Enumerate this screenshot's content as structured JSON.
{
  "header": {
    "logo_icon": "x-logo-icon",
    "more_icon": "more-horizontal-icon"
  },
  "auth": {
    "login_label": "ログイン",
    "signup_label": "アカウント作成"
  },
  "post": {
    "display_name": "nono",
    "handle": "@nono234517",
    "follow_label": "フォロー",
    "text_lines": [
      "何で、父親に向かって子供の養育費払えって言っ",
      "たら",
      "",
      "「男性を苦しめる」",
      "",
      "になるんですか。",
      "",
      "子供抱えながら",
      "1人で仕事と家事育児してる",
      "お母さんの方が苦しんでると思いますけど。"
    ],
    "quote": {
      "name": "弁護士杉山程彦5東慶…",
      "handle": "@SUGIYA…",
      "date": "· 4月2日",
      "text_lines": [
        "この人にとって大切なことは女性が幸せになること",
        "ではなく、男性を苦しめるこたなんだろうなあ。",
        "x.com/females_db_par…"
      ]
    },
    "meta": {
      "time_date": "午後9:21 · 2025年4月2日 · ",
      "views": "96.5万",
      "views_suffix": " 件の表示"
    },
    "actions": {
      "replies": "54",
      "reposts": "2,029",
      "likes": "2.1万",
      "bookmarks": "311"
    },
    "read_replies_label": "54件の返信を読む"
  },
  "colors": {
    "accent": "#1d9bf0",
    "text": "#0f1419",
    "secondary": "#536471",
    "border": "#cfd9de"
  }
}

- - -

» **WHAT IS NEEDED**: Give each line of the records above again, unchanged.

» **RESPONSE AREA**:
Enumerate this screenshot's content as structured JSON.
{
  "header": {
    "logo_icon": "x-logo-icon",
    "more_icon": "more-horizontal-icon"
  },
  "auth": {
    "login_label": "ログイン",
    "signup_label": "アカウント作成"
  },
  "post": {
    "display_name": "nono",
    "handle": "@nono234517",
    "follow_label": "フォロー",
    "text_lines": [
      "何で、父親に向かって子供の養育費払えって言っ",
      "たら",
      "",
      "「男性を苦しめる」",
      "",
      "になるんですか。",
      "",
      "子供抱えながら",
      "1人で仕事と家事育児してる",
      "お母さんの方が苦しんでると思いますけど。"
    ],
    "quote": {
      "name": "弁護士杉山程彦5東慶…",
      "handle": "@SUGIYA…",
      "date": "· 4月2日",
      "text_lines": [
        "この人にとって大切なことは女性が幸せになること",
        "ではなく、男性を苦しめるこたなんだろうなあ。",
        "x.com/females_db_par…"
      ]
    },
    "meta": {
      "time_date": "午後9:21 · 2025年4月2日 · ",
      "views": "96.5万",
      "views_suffix": " 件の表示"
    },
    "actions": {
      "replies": "54",
      "reposts": "2,029",
      "likes": "2.1万",
      "bookmarks": "311"
    },
    "read_replies_label": "54件の返信を読む"
  },
  "colors": {
    "accent": "#1d9bf0",
    "text": "#0f1419",
    "secondary": "#536471",
    "border": "#cfd9de"
  }
}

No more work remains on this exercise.